Top of Available records

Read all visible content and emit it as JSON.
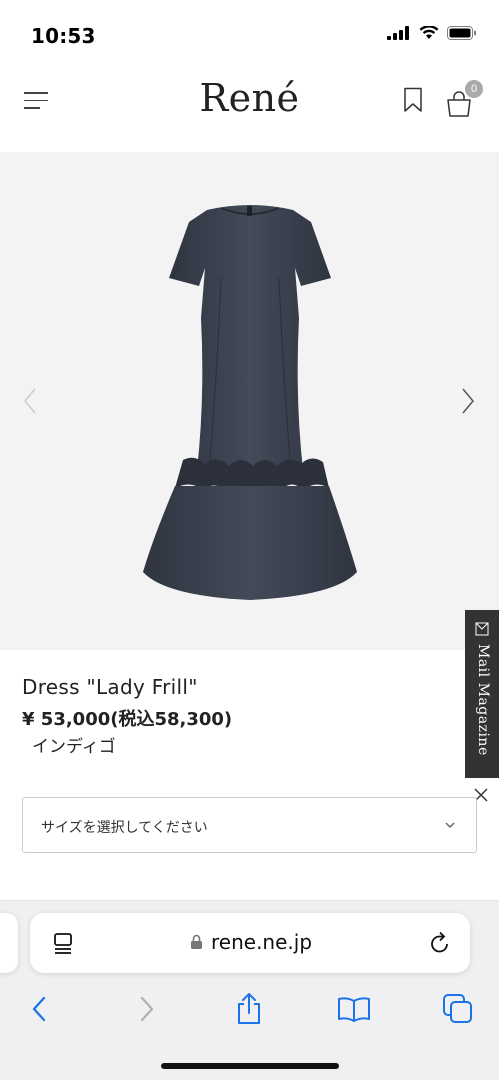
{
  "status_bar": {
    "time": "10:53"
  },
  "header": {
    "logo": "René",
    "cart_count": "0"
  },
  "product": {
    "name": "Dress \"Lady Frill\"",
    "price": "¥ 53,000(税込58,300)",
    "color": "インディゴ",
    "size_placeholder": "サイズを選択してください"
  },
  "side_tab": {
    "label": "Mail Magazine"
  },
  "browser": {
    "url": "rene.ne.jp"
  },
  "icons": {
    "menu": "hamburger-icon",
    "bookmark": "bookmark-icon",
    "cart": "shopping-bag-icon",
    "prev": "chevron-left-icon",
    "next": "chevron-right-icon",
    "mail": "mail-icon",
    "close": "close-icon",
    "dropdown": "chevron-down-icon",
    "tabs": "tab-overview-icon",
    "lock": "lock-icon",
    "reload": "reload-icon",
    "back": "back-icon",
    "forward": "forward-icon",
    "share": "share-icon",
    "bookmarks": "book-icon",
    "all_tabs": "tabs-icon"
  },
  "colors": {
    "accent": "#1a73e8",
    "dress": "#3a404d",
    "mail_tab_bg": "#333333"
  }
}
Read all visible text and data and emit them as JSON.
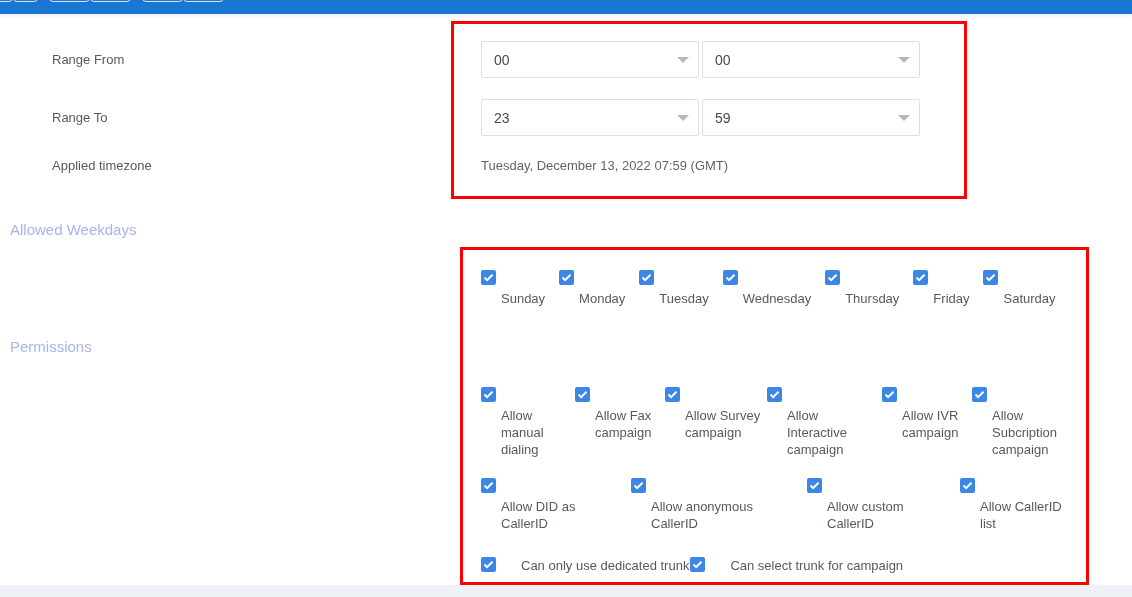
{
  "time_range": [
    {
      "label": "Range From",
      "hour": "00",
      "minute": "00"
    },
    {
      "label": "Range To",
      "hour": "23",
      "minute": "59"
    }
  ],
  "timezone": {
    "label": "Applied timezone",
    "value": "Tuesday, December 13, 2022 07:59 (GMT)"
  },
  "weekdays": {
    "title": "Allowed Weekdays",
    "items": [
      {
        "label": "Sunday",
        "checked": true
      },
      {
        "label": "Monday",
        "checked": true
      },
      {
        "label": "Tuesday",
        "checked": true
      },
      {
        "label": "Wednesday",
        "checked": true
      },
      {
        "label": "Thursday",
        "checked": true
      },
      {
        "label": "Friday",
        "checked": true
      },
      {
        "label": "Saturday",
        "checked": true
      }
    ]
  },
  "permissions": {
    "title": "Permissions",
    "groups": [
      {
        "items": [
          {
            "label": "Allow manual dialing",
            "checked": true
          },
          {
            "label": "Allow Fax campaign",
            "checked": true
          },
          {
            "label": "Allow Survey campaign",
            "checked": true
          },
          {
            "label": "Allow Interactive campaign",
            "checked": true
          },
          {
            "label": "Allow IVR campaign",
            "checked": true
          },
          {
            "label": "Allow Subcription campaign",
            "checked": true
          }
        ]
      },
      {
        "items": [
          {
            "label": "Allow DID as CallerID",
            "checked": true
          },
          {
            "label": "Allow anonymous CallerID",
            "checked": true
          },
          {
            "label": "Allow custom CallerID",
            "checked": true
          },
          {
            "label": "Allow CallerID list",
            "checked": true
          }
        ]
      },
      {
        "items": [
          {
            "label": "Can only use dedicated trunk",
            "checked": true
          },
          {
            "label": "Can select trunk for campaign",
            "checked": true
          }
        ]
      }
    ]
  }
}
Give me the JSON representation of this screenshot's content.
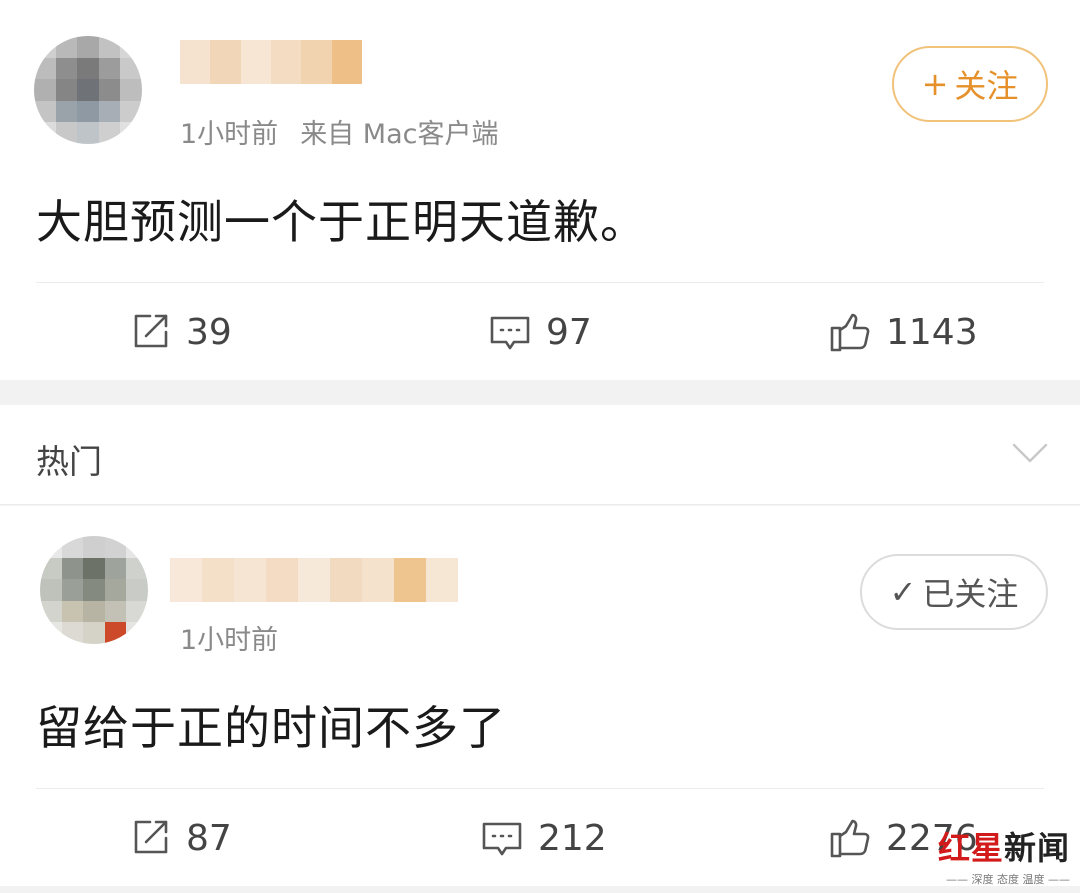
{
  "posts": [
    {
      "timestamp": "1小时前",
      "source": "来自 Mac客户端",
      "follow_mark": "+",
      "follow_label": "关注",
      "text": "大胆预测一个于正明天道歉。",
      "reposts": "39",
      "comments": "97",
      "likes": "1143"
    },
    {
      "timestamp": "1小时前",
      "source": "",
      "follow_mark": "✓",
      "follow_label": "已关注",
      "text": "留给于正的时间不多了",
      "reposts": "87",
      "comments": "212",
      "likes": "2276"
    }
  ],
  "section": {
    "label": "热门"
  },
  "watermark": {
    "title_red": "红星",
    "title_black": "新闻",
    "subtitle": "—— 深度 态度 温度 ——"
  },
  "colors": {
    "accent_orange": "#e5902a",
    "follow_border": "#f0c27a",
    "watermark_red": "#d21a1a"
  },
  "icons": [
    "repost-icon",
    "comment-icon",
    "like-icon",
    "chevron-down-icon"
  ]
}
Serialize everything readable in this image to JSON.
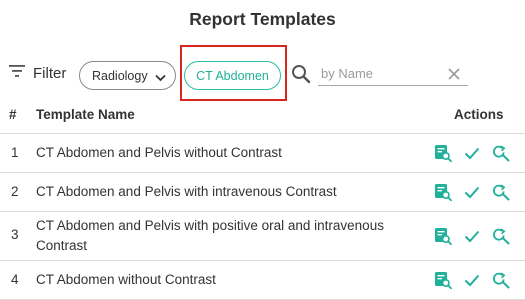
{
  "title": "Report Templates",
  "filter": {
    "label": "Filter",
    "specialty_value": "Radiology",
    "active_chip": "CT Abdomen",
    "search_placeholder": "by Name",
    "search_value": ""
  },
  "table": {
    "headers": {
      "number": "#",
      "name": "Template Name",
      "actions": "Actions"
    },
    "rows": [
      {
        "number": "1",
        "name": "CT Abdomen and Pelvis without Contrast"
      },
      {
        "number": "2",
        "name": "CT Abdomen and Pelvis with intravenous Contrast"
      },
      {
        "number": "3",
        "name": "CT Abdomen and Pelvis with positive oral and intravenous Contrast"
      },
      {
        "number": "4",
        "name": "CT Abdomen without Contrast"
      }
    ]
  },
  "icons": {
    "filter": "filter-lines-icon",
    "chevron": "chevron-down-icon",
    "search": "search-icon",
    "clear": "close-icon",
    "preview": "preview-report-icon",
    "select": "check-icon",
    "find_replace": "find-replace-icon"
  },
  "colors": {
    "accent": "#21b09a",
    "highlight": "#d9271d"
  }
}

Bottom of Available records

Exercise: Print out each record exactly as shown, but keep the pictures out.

Result of this exercise:
Read all visible content and emit it as JSON.
{
  "status_bar": {
    "time": "10:53"
  },
  "header": {
    "logo": "René",
    "cart_count": "0"
  },
  "product": {
    "name": "Dress \"Lady Frill\"",
    "price": "¥ 53,000(税込58,300)",
    "color": "インディゴ",
    "size_placeholder": "サイズを選択してください"
  },
  "side_tab": {
    "label": "Mail Magazine"
  },
  "browser": {
    "url": "rene.ne.jp"
  },
  "icons": {
    "menu": "hamburger-icon",
    "bookmark": "bookmark-icon",
    "cart": "shopping-bag-icon",
    "prev": "chevron-left-icon",
    "next": "chevron-right-icon",
    "mail": "mail-icon",
    "close": "close-icon",
    "dropdown": "chevron-down-icon",
    "tabs": "tab-overview-icon",
    "lock": "lock-icon",
    "reload": "reload-icon",
    "back": "back-icon",
    "forward": "forward-icon",
    "share": "share-icon",
    "bookmarks": "book-icon",
    "all_tabs": "tabs-icon"
  },
  "colors": {
    "accent": "#1a73e8",
    "dress": "#3a404d",
    "mail_tab_bg": "#333333"
  }
}
Read all visible text and data and emit them as JSON.
{
  "time_range": [
    {
      "label": "Range From",
      "hour": "00",
      "minute": "00"
    },
    {
      "label": "Range To",
      "hour": "23",
      "minute": "59"
    }
  ],
  "timezone": {
    "label": "Applied timezone",
    "value": "Tuesday, December 13, 2022 07:59 (GMT)"
  },
  "weekdays": {
    "title": "Allowed Weekdays",
    "items": [
      {
        "label": "Sunday",
        "checked": true
      },
      {
        "label": "Monday",
        "checked": true
      },
      {
        "label": "Tuesday",
        "checked": true
      },
      {
        "label": "Wednesday",
        "checked": true
      },
      {
        "label": "Thursday",
        "checked": true
      },
      {
        "label": "Friday",
        "checked": true
      },
      {
        "label": "Saturday",
        "checked": true
      }
    ]
  },
  "permissions": {
    "title": "Permissions",
    "groups": [
      {
        "items": [
          {
            "label": "Allow manual dialing",
            "checked": true
          },
          {
            "label": "Allow Fax campaign",
            "checked": true
          },
          {
            "label": "Allow Survey campaign",
            "checked": true
          },
          {
            "label": "Allow Interactive campaign",
            "checked": true
          },
          {
            "label": "Allow IVR campaign",
            "checked": true
          },
          {
            "label": "Allow Subcription campaign",
            "checked": true
          }
        ]
      },
      {
        "items": [
          {
            "label": "Allow DID as CallerID",
            "checked": true
          },
          {
            "label": "Allow anonymous CallerID",
            "checked": true
          },
          {
            "label": "Allow custom CallerID",
            "checked": true
          },
          {
            "label": "Allow CallerID list",
            "checked": true
          }
        ]
      },
      {
        "items": [
          {
            "label": "Can only use dedicated trunk",
            "checked": true
          },
          {
            "label": "Can select trunk for campaign",
            "checked": true
          }
        ]
      }
    ]
  }
}
Give me the JSON representation of this screenshot's content.
{
  "posts": [
    {
      "timestamp": "1小时前",
      "source": "来自 Mac客户端",
      "follow_mark": "+",
      "follow_label": "关注",
      "text": "大胆预测一个于正明天道歉。",
      "reposts": "39",
      "comments": "97",
      "likes": "1143"
    },
    {
      "timestamp": "1小时前",
      "source": "",
      "follow_mark": "✓",
      "follow_label": "已关注",
      "text": "留给于正的时间不多了",
      "reposts": "87",
      "comments": "212",
      "likes": "2276"
    }
  ],
  "section": {
    "label": "热门"
  },
  "watermark": {
    "title_red": "红星",
    "title_black": "新闻",
    "subtitle": "—— 深度 态度 温度 ——"
  },
  "colors": {
    "accent_orange": "#e5902a",
    "follow_border": "#f0c27a",
    "watermark_red": "#d21a1a"
  },
  "icons": [
    "repost-icon",
    "comment-icon",
    "like-icon",
    "chevron-down-icon"
  ]
}
Serialize everything readable in this image to JSON.
{
  "title": "Report Templates",
  "filter": {
    "label": "Filter",
    "specialty_value": "Radiology",
    "active_chip": "CT Abdomen",
    "search_placeholder": "by Name",
    "search_value": ""
  },
  "table": {
    "headers": {
      "number": "#",
      "name": "Template Name",
      "actions": "Actions"
    },
    "rows": [
      {
        "number": "1",
        "name": "CT Abdomen and Pelvis without Contrast"
      },
      {
        "number": "2",
        "name": "CT Abdomen and Pelvis with intravenous Contrast"
      },
      {
        "number": "3",
        "name": "CT Abdomen and Pelvis with positive oral and intravenous Contrast"
      },
      {
        "number": "4",
        "name": "CT Abdomen without Contrast"
      }
    ]
  },
  "icons": {
    "filter": "filter-lines-icon",
    "chevron": "chevron-down-icon",
    "search": "search-icon",
    "clear": "close-icon",
    "preview": "preview-report-icon",
    "select": "check-icon",
    "find_replace": "find-replace-icon"
  },
  "colors": {
    "accent": "#21b09a",
    "highlight": "#d9271d"
  }
}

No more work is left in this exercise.